How will the US establishment come to terms with the fact that for the better part of the 21st century, India will be the larger economic partner? More importantly, has Delhi realised the potential and consequences of this shift?


India and the US must embrace their roles as the most consequential democracies of the 21st century. However, their current differences may well stem from adjusting to this reality.


Already at the Shangri-La Dialogue, PM Modi outlined a vision for the Indo-Pacific that was distinct from Washington’s conceptualisation. With time, India will, and must, do the same on geo-economics, trade and in its pursuit of strategic partnerships.

In the end, India and the US must embrace their roles as the most consequential democracies of the 21st century. However, their current differences may well stem from adjusting to this reality and some others. Allowing such differences to snowball will be a very expensive mistake — especially as China wastes no time in executing its own agenda for the international order.

Indeed, now more than ever, Washington will need New Delhi to balance China’s rise, given the coterminous nature of India’s rise and its own relative decline.

Capitalising on the opportunity presented by the India-US partnership will require both countries to institutionalise dialogue and identify differences capable of derailing the relationship in the long-term. Elites in Washington and Delhi must realise that a partnership of equals will require a more finely tuned calibration of their foreign policy priorities.
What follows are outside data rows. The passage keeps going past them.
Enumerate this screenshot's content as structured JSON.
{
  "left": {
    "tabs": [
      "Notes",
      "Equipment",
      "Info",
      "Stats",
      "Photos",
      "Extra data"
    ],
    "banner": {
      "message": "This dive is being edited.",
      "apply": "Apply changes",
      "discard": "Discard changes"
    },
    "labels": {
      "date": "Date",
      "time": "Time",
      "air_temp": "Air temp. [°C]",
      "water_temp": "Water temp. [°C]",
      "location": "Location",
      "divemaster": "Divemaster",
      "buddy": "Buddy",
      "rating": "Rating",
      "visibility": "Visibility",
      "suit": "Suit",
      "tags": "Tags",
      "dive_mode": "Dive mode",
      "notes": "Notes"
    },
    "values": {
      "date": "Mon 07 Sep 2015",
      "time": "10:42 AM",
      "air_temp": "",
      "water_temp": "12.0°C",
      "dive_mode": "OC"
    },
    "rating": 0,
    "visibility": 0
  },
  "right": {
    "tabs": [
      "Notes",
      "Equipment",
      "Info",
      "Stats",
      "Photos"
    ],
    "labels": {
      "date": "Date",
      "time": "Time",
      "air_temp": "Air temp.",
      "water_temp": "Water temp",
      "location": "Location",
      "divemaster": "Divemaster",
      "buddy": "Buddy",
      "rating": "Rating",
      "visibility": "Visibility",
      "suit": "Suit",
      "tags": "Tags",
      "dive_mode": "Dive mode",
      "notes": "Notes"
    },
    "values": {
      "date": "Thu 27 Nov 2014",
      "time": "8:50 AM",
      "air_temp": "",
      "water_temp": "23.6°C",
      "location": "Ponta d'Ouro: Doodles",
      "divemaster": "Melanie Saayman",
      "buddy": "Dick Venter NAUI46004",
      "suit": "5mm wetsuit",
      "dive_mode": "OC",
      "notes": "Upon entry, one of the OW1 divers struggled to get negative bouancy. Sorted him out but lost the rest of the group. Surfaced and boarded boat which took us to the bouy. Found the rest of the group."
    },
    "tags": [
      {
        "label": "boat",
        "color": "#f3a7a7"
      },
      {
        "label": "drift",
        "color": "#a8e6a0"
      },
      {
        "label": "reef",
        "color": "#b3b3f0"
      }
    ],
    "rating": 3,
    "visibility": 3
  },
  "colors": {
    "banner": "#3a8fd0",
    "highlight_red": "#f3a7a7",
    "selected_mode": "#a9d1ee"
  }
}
This commentary originally appeared on News18.

The views expressed above belong to the author(s).